Some call it “voter suppression.” Others say it's a legitimate effort to cut down on voter fraud. Thirty states since 2008 have introduced laws making it harder to cast a ballot, according to the ACLU.
The civil liberties group has criticized state laws requiring voters to produce government identification at the polls.
“In fact, while documented instances of voter fraud are almost nonexistent—nationally, the Department of Justice found just 26 cases over a three-year period—up to 5 million potential voters may be kept from the ballot box by these laws,” the ACLU said in a recent newsletter.
A recent Christian Science Monitor poll, however, found that 77 percent of registered voters support voter ID laws.
“By giving us a reliable way to verify the identity of each voter, the voter ID law will enhance confidence in our elections," Pennsylvania's chief elections official, Carol Aichele, said recently after that state's voter ID law was upheld in court against a challenge by civil rights groups.
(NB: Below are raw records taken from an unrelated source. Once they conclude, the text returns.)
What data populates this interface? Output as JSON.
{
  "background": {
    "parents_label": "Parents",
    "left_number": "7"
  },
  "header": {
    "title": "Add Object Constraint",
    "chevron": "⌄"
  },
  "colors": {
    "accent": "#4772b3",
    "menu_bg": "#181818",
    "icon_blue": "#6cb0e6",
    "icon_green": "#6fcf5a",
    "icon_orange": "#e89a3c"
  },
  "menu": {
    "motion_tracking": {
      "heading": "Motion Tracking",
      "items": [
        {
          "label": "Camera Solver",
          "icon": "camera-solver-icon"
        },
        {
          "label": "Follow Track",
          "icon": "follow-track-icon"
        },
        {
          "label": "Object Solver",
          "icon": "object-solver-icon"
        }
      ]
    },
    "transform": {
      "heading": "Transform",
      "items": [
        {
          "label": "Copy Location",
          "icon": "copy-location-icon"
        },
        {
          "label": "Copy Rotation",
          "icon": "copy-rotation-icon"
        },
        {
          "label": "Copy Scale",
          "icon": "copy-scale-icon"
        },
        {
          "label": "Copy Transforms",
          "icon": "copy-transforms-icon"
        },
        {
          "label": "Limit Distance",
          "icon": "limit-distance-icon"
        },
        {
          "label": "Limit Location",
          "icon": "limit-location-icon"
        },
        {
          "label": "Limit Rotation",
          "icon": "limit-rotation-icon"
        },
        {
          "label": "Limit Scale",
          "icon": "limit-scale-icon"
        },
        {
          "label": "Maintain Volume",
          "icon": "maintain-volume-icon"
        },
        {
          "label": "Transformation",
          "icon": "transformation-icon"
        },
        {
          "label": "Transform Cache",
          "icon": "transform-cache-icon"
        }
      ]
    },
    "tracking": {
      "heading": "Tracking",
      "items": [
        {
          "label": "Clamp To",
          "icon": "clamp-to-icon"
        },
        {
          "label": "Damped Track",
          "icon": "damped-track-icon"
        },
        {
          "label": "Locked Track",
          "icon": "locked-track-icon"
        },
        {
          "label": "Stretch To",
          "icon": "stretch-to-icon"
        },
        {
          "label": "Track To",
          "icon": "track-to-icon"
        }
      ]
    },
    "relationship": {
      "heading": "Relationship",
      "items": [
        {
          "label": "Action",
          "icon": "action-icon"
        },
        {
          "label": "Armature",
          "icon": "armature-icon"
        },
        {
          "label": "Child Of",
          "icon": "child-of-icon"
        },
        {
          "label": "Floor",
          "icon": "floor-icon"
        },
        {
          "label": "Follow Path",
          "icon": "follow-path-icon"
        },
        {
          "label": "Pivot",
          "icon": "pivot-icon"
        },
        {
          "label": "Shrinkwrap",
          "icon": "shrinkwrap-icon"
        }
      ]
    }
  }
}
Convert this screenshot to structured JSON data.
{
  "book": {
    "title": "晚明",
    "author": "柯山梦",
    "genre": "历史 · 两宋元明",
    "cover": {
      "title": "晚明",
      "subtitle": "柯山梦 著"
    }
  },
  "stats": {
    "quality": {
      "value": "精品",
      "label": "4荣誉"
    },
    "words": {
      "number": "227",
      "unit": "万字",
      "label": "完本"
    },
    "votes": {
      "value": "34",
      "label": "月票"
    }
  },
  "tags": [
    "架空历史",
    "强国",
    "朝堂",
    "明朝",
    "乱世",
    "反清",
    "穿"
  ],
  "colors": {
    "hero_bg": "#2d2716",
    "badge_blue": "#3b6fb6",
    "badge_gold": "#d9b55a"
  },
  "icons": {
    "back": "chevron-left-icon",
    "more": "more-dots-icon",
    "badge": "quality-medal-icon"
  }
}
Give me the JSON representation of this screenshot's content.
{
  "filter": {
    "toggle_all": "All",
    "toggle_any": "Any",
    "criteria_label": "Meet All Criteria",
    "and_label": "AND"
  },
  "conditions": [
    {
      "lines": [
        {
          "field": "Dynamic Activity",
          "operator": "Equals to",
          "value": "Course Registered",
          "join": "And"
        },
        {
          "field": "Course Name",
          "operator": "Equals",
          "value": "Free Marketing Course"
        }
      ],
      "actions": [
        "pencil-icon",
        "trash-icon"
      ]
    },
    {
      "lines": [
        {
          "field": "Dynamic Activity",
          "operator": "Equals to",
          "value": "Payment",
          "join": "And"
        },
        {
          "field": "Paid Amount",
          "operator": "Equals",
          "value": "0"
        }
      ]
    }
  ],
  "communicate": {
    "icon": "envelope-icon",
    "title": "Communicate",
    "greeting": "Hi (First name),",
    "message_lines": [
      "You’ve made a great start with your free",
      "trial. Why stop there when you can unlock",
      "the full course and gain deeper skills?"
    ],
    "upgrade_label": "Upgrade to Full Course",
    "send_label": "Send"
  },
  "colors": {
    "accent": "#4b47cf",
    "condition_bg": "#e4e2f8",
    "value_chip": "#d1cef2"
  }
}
What do you think, Patch readers? Are these laws aimed at suppressing voter turnout? Or are they simply a common-sense way to ensure that only registered voters cast ballots?
Additional reporting by Patch Staff.